My first bite at Esmé is a Cheeto. Specifically, it’s a housemade Cheeto, one that’s been extruded from a machine constructed by Esmé employees, stuffed with corn pudding, and served with a glass of Champagne. It’s the kind of opening shot that tells me, first: God, I love Cheetos; and second: This dinner is going to be fun.
Esmé is the new Lincoln Park fine-dining restaurant that husband and wife Jenner Tomaska and Katrina Bravo opened in August. I visited in early September, and though some aspects of the experience are still being refined, it’s clear this is a restaurant that knows what it wants to be. Part of that equation is a tasting menu full of perfectly calibrated dishes that reflect Tomaska’s French-Midwest leanings, but there’s more happening here than clever cooking.
When I call Tomaska and Bravo, we barely touch on the food. Instead, we discuss a restaurant’s responsibility to put its staff first while shining a light on underrepresented folks in the industry and being better members of the community. “We worked at MK, and the values of that restaurant, under Michael Kornick and Erick Williams, are in sync with what we believe in,” Tomaska says. “Our mission is to create a space to push others forward.”
How are they doing this? “We’re educating our staff about how the business works,” Tomaska says. “We’re covering 50 percent of staff health insurance, and our goal is to pay for everything in six months.” On the drink side, operations manager/beverage director Tia Barrett assembled a wine list with producers like Oregon’s Ricochet, which donates 5 percent of sales to nonprofits.

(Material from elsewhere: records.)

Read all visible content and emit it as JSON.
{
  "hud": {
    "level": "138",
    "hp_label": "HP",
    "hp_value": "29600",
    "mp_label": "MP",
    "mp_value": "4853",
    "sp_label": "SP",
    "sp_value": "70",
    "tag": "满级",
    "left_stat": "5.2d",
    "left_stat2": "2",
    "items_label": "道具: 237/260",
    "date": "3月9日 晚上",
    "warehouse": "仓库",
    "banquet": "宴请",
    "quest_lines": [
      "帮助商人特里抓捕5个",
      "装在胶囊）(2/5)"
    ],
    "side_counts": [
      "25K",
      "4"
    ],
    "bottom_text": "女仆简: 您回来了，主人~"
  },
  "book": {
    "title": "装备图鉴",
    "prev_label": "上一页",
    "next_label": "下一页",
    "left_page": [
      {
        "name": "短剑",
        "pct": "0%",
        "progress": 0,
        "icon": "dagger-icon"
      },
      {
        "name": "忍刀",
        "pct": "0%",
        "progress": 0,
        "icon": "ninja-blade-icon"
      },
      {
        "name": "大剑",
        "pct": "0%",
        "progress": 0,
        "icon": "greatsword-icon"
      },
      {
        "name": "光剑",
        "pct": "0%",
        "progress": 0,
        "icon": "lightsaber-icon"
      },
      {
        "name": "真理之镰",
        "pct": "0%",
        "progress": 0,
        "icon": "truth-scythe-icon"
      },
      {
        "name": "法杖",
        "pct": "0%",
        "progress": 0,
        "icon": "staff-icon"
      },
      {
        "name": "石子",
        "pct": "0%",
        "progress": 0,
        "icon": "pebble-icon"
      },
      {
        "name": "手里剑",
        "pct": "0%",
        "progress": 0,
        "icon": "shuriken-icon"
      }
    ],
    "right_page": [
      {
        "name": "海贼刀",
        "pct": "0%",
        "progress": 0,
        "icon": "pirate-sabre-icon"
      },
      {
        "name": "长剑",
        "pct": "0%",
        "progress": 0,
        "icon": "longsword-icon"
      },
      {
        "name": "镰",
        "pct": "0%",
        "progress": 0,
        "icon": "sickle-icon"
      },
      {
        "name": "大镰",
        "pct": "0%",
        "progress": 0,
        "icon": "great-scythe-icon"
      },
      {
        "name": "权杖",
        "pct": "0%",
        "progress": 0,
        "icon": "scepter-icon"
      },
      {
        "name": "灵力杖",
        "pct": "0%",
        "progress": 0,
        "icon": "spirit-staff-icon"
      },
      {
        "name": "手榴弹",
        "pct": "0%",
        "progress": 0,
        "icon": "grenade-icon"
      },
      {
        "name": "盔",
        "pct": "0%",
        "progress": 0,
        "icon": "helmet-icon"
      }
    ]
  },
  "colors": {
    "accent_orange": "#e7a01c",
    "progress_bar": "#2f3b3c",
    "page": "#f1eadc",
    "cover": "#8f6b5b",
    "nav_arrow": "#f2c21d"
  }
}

Bravo and Tomaska are also using the restaurant as a launch pad for artists. “Arts education was cut in Chicago, so we thought, What could we do?” Bravo says. They’re showcasing work from local artists like Danielle Klinenberg and Amanda “Raspy” Rivera, as well as planning artist openings and dinners. That focus extends to the table. “I’m creatively led via the vessel,” Tomaska says. “I don’t want to serve the same dishes for 20 years. Things will come and go, but will the vessel become a staple?”
For diners, the food has to be exciting as well. I’d argue there are multiple items that deserve staple status, like the pork rib, slathered with banana caramel, lime zest, and sesame and served on a ceramic bone handle. Consider the pierogis, two delicate, crispy packets stuffed with onion and raclette, basking in a burnt onion consommé, and topped with black truffle; it tastes like a supercharged French onion soup. I’m looking forward to visiting the adjacent bar, which Bravo and Tomaska opened to let neighbors gather over items like a whole fish and a burger.
“When we talked about the community elements of Esmé, everyone’s advice was, ‘Just cook; don’t open this restaurant,’ ” Bravo recalls. “But once March hit with the pandemic and then the civil rights protests, we dug in our heels. We were going to do it, but now we were definitely going to do it.” From $200. 2200 N. Clark St., Lincoln Park
What a Dish
The story behind three of Esmé’s most striking serving pieces
Aron Fischer, Facture Goods
This wood ash-stained piece from Chicago maker Fischer inspired Tomaska to create the lush ash-and-salt-baked sturgeon. It’s removed from the salt casing tableside and plated with bagna cauda and artichoke barigoule.
Mother of Pearl
David Kim, DTK Ceramics
This lustrous dish, reminiscent of mother-of-pearl caviar spoons, was designed by Chicagoan Kim and cradles a scoop of white sweet potato ice cream accented with miso and dolloped with osetra caviar.
Polly Verity, Polyscene
Wales-based sculptor Verity made this delicate origami-inspired steel plate for an opening canapé; it presents a strawberry, spruce, and parsnip gougère.